  • Sinha R, Edmonds K, Newton-Bishop JA, et al. Cutaneous adverse events associated with vemurafenib in patients with metastatic melanoma: practical advice on diagnosis, prevention and management of the main treatment-related skin toxicities. Br J Dermatol 2012: 167; 987–94. PubMed
  • Haenssle HA, Kraus SL, Brehmer F, Kretschmer L, Völker B, Asper H, Kapp A, Gutzmer R. Dynamic changes in nevi of a patient with melanoma treated with vemurafenib: importance of sequential dermoscopy. Arch Dermatol 2012; 148: 1183–5. PubMed
  • Belum VR, Fischer A, Choi JN, Lacouture ME. Dermatological adverse events from BRAF inhibitors: a growing problem. Curr Oncol Rep 2013; 15: 249–59. PubMed
  • Ascierto PA, McArthur GA, Dréno B, Atkinson V, Liszkay G, Di Giacomo AM, et al. Cobimetinib combined with vemurafenib in advanced BRAF(V600)-mutant melanoma (coBRIM): updated efficacy results from a randomised, double-blind, phase 3 trial. Lancet Oncol 2016; 17: 1248–60. PubMed
  • Chapman PB, Robert C, Larkin J, Haanen JB, Ribas A, et al. Vemurafenib in patients with BRAFV600 mutation-positive metastatic melanoma: final overall survival results of the randomized BRIM-3 study. Ann Oncol 2017; 28: 2581–87. PubMed
  • Brigitte Dreno, Paolo A Ascierto, Victoria Atkinson, Gabriella Liszkay, Michele Maio et al. Health-related quality of life impact of cobimetinib in combination with vemurafenib in patients with advanced or metastatic BRAFV600 mutation–positive melanoma.

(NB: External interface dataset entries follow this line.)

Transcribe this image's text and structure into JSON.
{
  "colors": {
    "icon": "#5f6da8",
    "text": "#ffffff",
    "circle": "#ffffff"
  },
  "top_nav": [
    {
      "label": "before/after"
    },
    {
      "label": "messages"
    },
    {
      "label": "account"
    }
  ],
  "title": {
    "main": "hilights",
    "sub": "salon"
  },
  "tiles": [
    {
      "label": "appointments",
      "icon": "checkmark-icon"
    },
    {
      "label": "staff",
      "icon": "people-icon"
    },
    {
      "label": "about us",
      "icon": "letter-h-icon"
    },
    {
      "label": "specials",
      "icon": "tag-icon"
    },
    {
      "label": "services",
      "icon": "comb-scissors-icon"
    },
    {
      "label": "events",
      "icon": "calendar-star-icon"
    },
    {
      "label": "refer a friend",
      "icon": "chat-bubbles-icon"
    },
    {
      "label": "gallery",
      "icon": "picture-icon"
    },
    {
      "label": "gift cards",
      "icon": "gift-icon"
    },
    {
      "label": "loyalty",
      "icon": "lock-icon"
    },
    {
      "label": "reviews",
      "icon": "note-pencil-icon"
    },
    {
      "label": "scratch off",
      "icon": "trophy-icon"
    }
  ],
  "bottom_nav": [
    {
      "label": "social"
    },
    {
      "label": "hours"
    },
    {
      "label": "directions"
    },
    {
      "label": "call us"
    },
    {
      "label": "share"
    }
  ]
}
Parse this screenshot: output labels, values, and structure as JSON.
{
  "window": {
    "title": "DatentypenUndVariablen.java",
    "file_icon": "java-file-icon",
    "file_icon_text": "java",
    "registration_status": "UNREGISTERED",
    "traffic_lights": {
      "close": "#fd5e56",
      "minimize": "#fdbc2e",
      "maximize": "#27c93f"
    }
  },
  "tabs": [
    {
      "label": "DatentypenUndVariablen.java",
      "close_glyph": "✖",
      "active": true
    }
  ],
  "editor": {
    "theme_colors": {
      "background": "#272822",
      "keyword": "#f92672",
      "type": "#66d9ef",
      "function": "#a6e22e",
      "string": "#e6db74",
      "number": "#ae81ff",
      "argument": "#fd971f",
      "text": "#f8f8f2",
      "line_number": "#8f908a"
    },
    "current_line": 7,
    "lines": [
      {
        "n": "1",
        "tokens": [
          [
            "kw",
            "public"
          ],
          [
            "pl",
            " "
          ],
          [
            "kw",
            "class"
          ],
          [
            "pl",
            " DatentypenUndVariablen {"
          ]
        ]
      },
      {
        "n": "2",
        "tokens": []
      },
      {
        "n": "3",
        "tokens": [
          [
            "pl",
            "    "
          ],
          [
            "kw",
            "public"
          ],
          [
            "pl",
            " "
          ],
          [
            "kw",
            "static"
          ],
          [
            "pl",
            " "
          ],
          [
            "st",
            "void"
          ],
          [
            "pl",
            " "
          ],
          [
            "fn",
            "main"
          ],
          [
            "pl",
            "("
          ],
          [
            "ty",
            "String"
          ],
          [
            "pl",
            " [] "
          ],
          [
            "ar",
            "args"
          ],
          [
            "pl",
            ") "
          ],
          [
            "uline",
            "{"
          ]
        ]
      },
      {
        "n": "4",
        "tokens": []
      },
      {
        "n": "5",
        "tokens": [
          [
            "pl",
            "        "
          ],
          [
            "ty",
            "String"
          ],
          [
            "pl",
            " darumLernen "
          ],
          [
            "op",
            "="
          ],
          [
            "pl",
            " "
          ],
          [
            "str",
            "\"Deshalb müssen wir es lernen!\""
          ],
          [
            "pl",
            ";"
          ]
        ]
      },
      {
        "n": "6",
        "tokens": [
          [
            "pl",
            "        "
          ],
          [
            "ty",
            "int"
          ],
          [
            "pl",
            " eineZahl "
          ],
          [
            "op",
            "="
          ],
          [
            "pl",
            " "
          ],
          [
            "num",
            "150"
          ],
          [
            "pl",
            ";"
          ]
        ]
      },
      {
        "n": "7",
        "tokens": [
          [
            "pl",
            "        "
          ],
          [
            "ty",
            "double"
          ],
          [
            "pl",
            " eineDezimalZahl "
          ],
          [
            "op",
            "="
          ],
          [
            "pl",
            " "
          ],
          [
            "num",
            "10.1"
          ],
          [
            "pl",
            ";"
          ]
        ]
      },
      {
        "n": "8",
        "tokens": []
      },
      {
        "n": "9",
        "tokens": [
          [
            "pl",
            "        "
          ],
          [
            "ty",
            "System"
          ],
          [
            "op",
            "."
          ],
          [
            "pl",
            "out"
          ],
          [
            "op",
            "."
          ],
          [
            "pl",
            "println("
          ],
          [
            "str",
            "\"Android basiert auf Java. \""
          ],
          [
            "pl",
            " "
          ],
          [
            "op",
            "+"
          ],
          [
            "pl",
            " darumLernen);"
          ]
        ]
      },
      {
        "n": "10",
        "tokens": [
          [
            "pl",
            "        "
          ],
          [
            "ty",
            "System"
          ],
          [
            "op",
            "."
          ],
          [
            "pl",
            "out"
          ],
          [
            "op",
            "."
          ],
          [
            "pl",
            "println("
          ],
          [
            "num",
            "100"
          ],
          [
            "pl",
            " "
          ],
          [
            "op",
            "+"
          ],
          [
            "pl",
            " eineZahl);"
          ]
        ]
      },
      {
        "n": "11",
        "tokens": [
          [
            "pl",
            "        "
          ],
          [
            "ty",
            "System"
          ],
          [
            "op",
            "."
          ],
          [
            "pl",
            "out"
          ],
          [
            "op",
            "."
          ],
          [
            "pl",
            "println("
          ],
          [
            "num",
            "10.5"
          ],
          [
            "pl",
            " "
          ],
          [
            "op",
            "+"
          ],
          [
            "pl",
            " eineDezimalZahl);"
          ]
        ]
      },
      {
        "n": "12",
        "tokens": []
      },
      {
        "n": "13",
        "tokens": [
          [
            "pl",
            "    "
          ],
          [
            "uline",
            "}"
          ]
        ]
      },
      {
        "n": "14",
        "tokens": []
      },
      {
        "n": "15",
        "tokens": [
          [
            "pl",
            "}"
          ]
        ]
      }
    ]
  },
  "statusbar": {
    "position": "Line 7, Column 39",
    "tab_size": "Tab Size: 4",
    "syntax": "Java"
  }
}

Br J Cancer 2018; 118: 777–84. doi: 10.1038/bjc.2017.488. PubMed
  • Blank CU, Larkin J2, Arance AM, Hauschild A, Queirolo P, et al. Open-label, multicentre safety study of vemurafenib in 3219 patients with BRAFV600 mutation-positive metastatic melanoma: 2-year follow-up data and long-term responders' analysis. Eur J Cancer 2017; 79: 176–84. PubMed

On DermNet

Other websites

Books about skin diseases


Related information

Sign up to the newsletter